When shopping on the high street, you could understandably feel frustration mounting if you find yourself in a store with a cluttered layout, leaving you wondering how to pay for items. Another potential, dispiriting drain on your time could be having to wait in a lengthy queue at the checkout.
However, you could inadvertently instil similar dissatisfaction in your e-commerce site’s customers if you have not sufficiently streamlined its checkout pages. Here’s how you could remedy that wrong…
Do you offer a truly mobile-friendly checkout?
You might have assumed so simply because the checkout’s design fits a mobile display – but there is, in truth, much more than this to properly mobile-optimising an online checkout.
The different elements of your checkout design should naturally flow in a way that eases user navigation. Putting all of these elements in the right places is important because mobile has overtaken desktop as the leading platform for e-commerce sales.
In 2017, mobile was responsible for almost 59% of e-commerce sales, with that proportion anticipated to exceed 72% by 2021. However, on mobile, the transaction abandonment rate is 58%, with poor page design and layout often to blame.
Ask for as few customer details as possible
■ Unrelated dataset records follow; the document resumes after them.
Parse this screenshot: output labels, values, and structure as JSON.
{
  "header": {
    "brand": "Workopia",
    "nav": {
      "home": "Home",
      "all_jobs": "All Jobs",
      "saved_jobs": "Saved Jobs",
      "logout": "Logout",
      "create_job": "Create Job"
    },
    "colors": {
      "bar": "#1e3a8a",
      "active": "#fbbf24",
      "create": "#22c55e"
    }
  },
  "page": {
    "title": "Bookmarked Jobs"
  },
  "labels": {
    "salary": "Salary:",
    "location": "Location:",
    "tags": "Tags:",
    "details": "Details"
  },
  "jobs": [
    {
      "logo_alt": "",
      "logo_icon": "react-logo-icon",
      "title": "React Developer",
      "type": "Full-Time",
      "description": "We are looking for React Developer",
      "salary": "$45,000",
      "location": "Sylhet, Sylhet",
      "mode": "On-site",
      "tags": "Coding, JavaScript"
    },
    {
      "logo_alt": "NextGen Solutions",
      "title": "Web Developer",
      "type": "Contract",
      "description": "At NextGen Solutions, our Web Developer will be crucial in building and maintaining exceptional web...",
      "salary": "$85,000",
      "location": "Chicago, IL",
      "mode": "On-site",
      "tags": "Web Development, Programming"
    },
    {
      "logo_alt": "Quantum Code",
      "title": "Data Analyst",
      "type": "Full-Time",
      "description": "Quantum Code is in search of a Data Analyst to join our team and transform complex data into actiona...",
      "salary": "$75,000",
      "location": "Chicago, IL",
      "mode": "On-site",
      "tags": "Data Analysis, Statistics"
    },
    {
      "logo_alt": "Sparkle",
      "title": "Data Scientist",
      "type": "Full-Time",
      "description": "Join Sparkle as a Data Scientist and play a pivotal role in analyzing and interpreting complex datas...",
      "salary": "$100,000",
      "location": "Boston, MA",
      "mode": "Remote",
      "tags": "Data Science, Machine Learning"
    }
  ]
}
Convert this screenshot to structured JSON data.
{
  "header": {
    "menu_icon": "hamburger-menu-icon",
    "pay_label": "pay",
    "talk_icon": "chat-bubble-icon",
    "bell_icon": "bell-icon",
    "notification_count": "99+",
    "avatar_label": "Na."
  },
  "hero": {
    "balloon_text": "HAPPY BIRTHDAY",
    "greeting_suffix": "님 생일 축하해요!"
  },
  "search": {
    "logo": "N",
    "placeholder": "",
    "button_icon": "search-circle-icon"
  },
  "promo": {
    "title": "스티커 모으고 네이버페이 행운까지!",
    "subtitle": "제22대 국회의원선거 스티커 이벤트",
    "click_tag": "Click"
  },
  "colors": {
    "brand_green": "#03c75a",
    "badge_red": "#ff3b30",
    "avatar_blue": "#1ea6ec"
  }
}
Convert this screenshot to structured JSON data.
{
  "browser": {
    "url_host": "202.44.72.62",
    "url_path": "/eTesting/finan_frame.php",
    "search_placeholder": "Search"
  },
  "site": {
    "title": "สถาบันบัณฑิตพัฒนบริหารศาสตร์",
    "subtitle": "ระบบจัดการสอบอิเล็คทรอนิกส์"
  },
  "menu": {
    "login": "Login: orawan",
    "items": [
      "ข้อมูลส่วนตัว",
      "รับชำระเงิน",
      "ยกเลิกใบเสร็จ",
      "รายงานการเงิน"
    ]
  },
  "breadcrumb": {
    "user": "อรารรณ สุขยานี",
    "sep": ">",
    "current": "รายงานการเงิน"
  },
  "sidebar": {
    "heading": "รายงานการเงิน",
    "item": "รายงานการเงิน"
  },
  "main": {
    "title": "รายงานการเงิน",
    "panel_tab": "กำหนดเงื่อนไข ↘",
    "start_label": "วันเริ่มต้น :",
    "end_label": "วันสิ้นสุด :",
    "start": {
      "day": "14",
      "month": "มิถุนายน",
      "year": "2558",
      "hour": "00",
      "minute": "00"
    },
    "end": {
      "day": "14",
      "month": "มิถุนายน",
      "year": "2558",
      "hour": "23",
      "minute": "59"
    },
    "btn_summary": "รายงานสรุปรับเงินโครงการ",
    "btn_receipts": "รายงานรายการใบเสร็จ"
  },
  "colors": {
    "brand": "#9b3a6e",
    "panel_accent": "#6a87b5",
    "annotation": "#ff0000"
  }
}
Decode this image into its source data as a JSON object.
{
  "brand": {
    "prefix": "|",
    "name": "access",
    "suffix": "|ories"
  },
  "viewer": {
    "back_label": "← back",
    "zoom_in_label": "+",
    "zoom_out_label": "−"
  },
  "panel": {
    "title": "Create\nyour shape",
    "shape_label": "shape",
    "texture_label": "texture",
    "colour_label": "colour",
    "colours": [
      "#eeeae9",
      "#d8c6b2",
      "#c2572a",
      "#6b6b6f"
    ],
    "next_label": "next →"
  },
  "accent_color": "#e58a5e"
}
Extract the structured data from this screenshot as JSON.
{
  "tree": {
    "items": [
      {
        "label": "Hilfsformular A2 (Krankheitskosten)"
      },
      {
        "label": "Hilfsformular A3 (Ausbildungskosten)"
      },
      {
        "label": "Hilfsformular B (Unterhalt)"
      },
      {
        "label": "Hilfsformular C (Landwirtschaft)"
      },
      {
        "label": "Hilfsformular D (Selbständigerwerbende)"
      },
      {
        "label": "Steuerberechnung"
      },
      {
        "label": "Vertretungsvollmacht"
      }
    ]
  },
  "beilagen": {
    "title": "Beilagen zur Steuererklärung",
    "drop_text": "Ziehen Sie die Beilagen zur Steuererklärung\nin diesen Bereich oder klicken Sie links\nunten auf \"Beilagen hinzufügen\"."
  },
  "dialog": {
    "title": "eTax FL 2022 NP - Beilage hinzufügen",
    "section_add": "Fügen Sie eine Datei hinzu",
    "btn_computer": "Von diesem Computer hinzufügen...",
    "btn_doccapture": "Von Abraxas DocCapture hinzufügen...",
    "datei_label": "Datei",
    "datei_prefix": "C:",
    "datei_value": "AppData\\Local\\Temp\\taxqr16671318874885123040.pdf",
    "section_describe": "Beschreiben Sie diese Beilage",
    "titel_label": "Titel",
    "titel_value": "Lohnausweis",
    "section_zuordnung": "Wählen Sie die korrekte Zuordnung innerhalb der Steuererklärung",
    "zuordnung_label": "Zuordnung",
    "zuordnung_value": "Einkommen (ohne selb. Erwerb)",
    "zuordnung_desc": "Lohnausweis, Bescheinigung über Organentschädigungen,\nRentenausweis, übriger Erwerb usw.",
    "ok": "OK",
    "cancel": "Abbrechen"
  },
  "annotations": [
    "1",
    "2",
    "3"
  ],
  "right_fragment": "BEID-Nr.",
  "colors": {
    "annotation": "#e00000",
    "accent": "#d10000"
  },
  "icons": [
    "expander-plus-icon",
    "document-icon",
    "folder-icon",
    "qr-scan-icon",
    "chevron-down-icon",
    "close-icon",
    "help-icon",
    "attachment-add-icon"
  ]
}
On an e-commerce site, a transaction can’t go through unless it is approved by the issuing bank, which will refer to an array of validation rules to prevent fraudulent transactions slipping through the net. However, this system often requires you to collect a lot of information from customers.
That’s potentially galling to customers who reach your checkout pages only to notice many text fields which they are asked to fill with personal details. To alleviate their alarm, allow return customers to store such details – including their name, address and credit card number – on the site.
At the checkout, you could even implement a mobile wallet system such as Apple Pay. Users of Apple Pay-compatible devices can authorise their payments largely just by, when using Apple’s Safari web browser, letting the device scan their fingerprint or face to verify their identity.
Consider what would be convenient for your particular customers
The recent enactment of GDPR – the General Data Protection Regulation – has obviously tightened up companies’ access to customer data. However, notwithstanding this, you might hold a lot of data which sheds a highly revelatory light on the average profile of your customers.
You might know, for example, the geographic locations from which they tend to shop – in which case, make sure that you display prices in local currencies. Meanwhile, your payment provider could hand you data revealing whether your shoppers primarily buy on mobile or through other means.
We have already advised on how you can retool a web-based checkout to take account of the modern popularity of mobile retail. However, with our web design services, we can also strip out superfluous elements elsewhere on your site. That’s great for helping to prevent people abandoning your site before they even get a chance of seeing the checkout.